Yeah, that sounds like the makings of the biggest and best piece of humble pie that's ever been served.
Fans everywhere made their opinion of how they felt about JF3 known to anyone on the internet who would listen, whether they were positive, negative (largely this) or neutral (me). And as we all know, Franklin did not get the starting role. Not only did he not get the starting role, but he is sharing the backup spot with JJ. He's not even a true No. 2 or 3!
That leaves Sean White, finally named the starter last week. There's already plenty that has been said and written about him. Like Coach Malzahn has said (I'm pretty sure he said this), I believe White gives Auburn its best chance at winning football games this season. If the Tigers don't win many football games, hopefully, Sean will make Auburn at least look competitive in those losses. I honestly don't even know what else I can say other than that.
Wrapping all of this nonsense I've written is the opener against Clemson. I didn't watch much of the Lake Tigers' games last season. In fact, I only watched two of their games in full and yeah, those would be the playoff games. So, I turned to the one resource that I know is a horrible way to get a feel for an opposing team. That would be SB Nation's Clemson blog, Shakin' the Southland.

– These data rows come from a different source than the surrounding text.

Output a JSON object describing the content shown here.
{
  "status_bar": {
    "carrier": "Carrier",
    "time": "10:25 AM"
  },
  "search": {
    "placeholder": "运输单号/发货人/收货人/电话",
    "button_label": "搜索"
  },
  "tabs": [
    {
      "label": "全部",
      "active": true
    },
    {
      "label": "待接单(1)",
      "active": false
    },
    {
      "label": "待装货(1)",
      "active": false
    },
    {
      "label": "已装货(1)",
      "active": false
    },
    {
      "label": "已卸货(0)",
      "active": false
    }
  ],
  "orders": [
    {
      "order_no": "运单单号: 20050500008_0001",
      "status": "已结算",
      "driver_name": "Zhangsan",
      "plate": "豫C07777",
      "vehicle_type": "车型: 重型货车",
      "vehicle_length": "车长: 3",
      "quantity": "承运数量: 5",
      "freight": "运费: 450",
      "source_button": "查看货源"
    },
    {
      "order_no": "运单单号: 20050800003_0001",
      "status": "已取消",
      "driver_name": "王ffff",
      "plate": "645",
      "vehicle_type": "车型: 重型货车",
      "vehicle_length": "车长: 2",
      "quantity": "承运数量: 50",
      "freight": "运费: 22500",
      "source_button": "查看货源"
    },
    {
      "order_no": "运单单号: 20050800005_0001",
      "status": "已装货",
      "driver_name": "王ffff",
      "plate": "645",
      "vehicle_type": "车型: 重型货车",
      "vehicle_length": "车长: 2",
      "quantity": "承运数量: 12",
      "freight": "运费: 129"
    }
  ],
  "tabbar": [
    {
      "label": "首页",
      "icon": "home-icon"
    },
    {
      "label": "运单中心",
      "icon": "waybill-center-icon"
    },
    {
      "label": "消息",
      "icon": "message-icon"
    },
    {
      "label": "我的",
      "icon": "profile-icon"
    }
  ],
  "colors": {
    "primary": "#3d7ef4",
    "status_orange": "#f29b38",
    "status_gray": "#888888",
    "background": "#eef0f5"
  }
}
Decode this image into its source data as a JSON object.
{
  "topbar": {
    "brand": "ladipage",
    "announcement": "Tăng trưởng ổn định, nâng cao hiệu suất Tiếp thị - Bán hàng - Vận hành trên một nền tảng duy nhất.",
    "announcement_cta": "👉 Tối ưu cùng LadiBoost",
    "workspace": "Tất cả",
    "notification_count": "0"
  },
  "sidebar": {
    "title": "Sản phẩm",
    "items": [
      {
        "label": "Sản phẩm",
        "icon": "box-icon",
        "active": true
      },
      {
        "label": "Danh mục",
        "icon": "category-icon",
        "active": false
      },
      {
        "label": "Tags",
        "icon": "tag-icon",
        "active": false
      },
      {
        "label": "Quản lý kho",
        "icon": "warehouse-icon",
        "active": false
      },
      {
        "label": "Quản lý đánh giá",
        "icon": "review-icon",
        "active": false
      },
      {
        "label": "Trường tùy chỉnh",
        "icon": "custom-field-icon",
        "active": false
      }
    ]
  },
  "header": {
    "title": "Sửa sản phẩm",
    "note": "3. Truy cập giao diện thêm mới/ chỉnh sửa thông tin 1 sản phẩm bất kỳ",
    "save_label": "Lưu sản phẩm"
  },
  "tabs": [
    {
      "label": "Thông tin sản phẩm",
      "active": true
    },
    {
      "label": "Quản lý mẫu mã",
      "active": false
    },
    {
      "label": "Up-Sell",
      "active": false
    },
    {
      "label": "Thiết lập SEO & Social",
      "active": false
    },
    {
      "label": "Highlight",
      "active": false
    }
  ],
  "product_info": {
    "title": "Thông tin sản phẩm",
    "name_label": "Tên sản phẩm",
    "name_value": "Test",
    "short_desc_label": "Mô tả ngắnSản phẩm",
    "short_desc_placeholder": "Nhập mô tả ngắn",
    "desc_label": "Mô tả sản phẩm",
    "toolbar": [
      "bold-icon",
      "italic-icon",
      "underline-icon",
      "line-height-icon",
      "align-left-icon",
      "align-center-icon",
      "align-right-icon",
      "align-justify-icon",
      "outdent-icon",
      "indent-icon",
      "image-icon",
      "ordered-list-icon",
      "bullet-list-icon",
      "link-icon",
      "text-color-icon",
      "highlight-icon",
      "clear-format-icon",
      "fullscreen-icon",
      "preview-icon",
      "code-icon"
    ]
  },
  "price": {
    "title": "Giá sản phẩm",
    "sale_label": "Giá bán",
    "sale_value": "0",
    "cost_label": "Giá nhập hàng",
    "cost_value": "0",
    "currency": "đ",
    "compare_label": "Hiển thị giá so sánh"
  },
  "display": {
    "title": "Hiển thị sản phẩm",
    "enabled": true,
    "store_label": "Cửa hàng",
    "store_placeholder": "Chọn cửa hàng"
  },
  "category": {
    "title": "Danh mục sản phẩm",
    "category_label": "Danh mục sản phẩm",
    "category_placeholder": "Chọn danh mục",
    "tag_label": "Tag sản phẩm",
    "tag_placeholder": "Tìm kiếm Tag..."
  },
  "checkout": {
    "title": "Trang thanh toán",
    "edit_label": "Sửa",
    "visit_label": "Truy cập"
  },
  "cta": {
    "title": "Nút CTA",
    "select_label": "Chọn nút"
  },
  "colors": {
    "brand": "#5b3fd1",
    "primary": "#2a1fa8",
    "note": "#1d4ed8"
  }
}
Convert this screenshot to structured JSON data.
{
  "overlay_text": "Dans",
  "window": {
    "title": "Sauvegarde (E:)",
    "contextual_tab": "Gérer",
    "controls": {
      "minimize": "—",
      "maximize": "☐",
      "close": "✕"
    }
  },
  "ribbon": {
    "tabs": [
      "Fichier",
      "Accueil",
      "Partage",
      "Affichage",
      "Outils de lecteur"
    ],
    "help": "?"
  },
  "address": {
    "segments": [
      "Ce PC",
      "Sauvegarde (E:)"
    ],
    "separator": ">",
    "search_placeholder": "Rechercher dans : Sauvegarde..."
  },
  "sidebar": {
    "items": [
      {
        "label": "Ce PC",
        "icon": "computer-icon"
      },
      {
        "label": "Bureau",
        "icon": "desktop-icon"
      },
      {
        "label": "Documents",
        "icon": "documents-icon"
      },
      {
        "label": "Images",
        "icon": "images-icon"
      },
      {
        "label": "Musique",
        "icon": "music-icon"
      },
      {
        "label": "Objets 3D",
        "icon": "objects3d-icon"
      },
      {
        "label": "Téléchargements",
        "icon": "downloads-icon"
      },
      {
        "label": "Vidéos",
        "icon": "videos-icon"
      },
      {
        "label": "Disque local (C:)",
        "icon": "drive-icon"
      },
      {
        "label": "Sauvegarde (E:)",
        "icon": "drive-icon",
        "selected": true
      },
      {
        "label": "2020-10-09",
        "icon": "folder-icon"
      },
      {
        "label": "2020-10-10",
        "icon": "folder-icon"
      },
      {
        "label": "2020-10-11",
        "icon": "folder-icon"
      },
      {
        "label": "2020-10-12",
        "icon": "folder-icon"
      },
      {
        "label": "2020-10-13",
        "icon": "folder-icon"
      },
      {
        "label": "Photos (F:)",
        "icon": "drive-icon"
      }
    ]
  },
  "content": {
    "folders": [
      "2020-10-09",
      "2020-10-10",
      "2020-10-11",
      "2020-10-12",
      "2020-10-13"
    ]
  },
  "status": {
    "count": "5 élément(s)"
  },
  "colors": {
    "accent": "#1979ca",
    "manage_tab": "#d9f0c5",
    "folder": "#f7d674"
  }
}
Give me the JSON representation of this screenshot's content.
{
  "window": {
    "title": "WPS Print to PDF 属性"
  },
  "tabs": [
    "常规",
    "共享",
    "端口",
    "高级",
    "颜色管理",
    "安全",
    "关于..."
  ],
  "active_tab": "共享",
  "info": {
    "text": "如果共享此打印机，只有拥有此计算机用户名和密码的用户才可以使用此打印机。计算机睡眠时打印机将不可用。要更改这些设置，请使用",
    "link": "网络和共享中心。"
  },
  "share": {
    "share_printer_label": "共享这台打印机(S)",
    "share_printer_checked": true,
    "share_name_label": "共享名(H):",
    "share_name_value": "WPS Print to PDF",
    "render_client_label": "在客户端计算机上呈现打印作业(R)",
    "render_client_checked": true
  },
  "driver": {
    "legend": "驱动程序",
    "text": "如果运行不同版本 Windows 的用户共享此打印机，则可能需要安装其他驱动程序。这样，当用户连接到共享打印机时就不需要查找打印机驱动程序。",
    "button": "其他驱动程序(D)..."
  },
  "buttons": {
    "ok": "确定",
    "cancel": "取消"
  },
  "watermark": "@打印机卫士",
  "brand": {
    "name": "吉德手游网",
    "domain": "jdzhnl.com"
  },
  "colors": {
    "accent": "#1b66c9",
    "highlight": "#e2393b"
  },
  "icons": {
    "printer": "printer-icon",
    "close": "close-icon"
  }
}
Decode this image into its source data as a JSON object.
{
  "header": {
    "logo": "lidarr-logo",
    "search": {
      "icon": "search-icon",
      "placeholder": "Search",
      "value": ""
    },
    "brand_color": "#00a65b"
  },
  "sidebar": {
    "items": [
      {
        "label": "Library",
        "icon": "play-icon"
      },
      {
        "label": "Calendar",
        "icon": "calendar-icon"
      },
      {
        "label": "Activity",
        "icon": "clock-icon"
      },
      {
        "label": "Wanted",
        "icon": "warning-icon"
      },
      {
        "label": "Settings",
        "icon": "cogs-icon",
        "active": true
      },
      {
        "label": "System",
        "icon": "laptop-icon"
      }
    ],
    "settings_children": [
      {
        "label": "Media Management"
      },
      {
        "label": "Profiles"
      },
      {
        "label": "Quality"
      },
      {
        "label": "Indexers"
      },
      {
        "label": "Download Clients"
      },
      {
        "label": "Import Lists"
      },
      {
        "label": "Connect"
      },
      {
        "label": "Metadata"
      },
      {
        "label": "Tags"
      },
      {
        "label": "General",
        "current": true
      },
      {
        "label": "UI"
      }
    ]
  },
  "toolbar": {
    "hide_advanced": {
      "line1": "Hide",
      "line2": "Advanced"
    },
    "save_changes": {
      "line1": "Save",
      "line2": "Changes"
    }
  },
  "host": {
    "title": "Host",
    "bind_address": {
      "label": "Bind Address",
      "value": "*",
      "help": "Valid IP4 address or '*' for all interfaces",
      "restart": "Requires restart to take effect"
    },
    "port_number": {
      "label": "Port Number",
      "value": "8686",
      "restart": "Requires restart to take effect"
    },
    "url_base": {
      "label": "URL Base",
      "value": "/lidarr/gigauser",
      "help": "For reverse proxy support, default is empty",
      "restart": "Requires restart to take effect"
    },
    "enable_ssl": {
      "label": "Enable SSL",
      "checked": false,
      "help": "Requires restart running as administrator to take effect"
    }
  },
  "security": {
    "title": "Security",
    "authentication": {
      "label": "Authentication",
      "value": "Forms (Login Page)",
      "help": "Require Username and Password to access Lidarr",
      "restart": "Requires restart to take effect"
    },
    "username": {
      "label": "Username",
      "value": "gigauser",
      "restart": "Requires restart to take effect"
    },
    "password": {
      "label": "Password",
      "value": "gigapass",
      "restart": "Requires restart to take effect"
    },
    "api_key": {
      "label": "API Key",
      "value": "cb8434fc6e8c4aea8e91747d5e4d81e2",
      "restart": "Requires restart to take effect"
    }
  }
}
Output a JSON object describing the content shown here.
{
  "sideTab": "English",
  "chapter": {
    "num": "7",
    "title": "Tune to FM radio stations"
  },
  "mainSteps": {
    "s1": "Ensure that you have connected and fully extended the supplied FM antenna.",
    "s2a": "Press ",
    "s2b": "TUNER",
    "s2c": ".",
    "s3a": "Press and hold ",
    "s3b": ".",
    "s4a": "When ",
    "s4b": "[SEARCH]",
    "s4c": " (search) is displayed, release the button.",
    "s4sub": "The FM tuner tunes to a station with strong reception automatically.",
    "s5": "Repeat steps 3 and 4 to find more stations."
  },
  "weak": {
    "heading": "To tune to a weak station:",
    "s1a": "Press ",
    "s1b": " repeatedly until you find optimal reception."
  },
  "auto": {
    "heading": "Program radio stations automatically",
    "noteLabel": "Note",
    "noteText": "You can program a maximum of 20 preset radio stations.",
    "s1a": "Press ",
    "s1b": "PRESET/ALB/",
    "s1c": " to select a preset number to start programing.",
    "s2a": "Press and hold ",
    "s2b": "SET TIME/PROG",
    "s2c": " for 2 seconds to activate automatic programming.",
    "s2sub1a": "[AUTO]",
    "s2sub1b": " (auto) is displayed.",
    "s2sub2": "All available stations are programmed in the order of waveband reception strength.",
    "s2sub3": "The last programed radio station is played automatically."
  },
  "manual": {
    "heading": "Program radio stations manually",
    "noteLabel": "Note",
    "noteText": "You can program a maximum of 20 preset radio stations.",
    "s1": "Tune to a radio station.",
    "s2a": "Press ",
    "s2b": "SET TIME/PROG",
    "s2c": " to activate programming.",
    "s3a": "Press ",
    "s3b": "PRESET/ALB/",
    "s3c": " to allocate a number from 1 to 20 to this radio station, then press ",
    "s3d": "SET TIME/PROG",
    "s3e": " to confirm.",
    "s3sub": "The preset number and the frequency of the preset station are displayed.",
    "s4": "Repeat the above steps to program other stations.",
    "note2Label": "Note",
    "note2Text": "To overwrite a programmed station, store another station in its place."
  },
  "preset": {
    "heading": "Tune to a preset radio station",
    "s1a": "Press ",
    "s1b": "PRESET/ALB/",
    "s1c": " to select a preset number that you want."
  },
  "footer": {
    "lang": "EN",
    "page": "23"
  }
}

HAHAHAHAHAHA! I'm just kidding! I'm sure they do great work over there. I don't know, I've never read their stuff.
No, I'm talking about cfbstats.com. I know, this is a terrible thing to do, but I'm lazy and 60% percent of the time it works every time. Anyway, as I looked through 2015 Clemson's statistical data I started to notice how similar it was with Auburn's 2013 team. The biggest difference being that DeShaun Watson personally accounted for 5209 yards of total offense. That's 399 yards more than Auburn's entire offense put up last season. Yes, Watson did play two more games than Auburn did, but still.
Reading over these statistics brought back some fun memories of that 2013 Tigers team and led me to wonder about what it must have been like for opposing teams that had to face Auburn's offense three years ago.
I think we're going to find out come Saturday.
I'm not down on our Tigers and I think Gus and Co. will find a way to be competitive Saturday night. But as Randy Quaid said in Independence Day, "I picked a hell of day to quit drinking".
That's a lie, I haven't quit drinking.